▸ **Assignment**
Write out every line below again exactly as it stands, skipping each image.
Segment Open
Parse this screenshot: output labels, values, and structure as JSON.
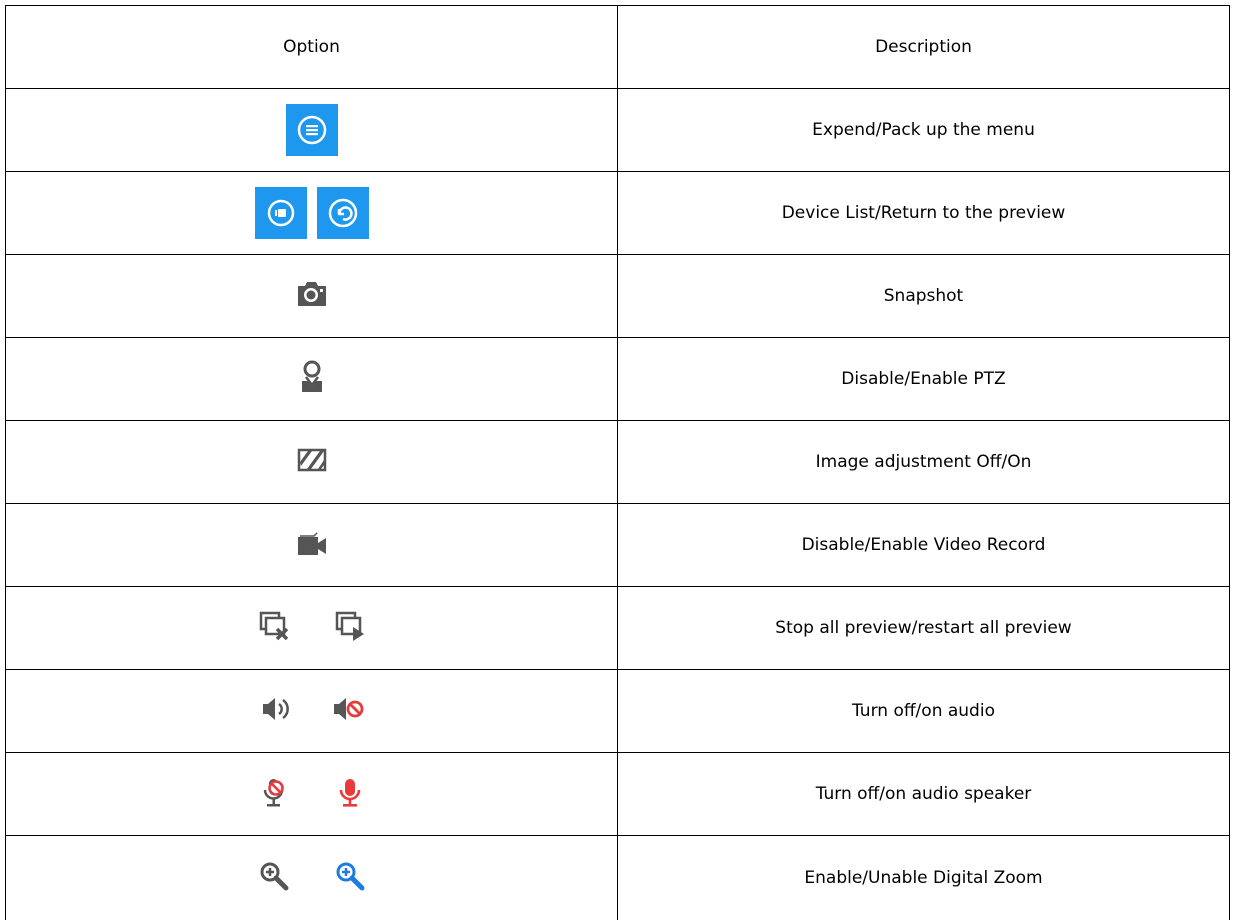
{
  "table": {
    "headers": {
      "option": "Option",
      "description": "Description"
    },
    "rows": [
      {
        "icons": [
          "menu-icon"
        ],
        "description": "Expend/Pack up the menu"
      },
      {
        "icons": [
          "device-list-icon",
          "return-icon"
        ],
        "description": "Device List/Return to the preview"
      },
      {
        "icons": [
          "camera-icon"
        ],
        "description": "Snapshot"
      },
      {
        "icons": [
          "ptz-icon"
        ],
        "description": "Disable/Enable PTZ"
      },
      {
        "icons": [
          "image-adjust-icon"
        ],
        "description": "Image adjustment Off/On"
      },
      {
        "icons": [
          "video-record-icon"
        ],
        "description": "Disable/Enable Video Record"
      },
      {
        "icons": [
          "stop-all-preview-icon",
          "restart-all-preview-icon"
        ],
        "description": "Stop all preview/restart all preview"
      },
      {
        "icons": [
          "audio-on-icon",
          "audio-off-icon"
        ],
        "description": "Turn off/on audio"
      },
      {
        "icons": [
          "speaker-off-icon",
          "speaker-on-icon"
        ],
        "description": "Turn off/on audio speaker"
      },
      {
        "icons": [
          "zoom-gray-icon",
          "zoom-blue-icon"
        ],
        "description": "Enable/Unable Digital Zoom"
      }
    ]
  },
  "colors": {
    "blue_button": "#1e98ee",
    "icon_gray": "#555555",
    "icon_red": "#e83a3a",
    "icon_blue": "#1e7be0"
  }
}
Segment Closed
▸ **Solution for this exercise**
Parse this screenshot: output labels, values, and structure as JSON.
{
  "table": {
    "headers": {
      "option": "Option",
      "description": "Description"
    },
    "rows": [
      {
        "icons": [
          "menu-icon"
        ],
        "description": "Expend/Pack up the menu"
      },
      {
        "icons": [
          "device-list-icon",
          "return-icon"
        ],
        "description": "Device List/Return to the preview"
      },
      {
        "icons": [
          "camera-icon"
        ],
        "description": "Snapshot"
      },
      {
        "icons": [
          "ptz-icon"
        ],
        "description": "Disable/Enable PTZ"
      },
      {
        "icons": [
          "image-adjust-icon"
        ],
        "description": "Image adjustment Off/On"
      },
      {
        "icons": [
          "video-record-icon"
        ],
        "description": "Disable/Enable Video Record"
      },
      {
        "icons": [
          "stop-all-preview-icon",
          "restart-all-preview-icon"
        ],
        "description": "Stop all preview/restart all preview"
      },
      {
        "icons": [
          "audio-on-icon",
          "audio-off-icon"
        ],
        "description": "Turn off/on audio"
      },
      {
        "icons": [
          "speaker-off-icon",
          "speaker-on-icon"
        ],
        "description": "Turn off/on audio speaker"
      },
      {
        "icons": [
          "zoom-gray-icon",
          "zoom-blue-icon"
        ],
        "description": "Enable/Unable Digital Zoom"
      }
    ]
  },
  "colors": {
    "blue_button": "#1e98ee",
    "icon_gray": "#555555",
    "icon_red": "#e83a3a",
    "icon_blue": "#1e7be0"
  }
}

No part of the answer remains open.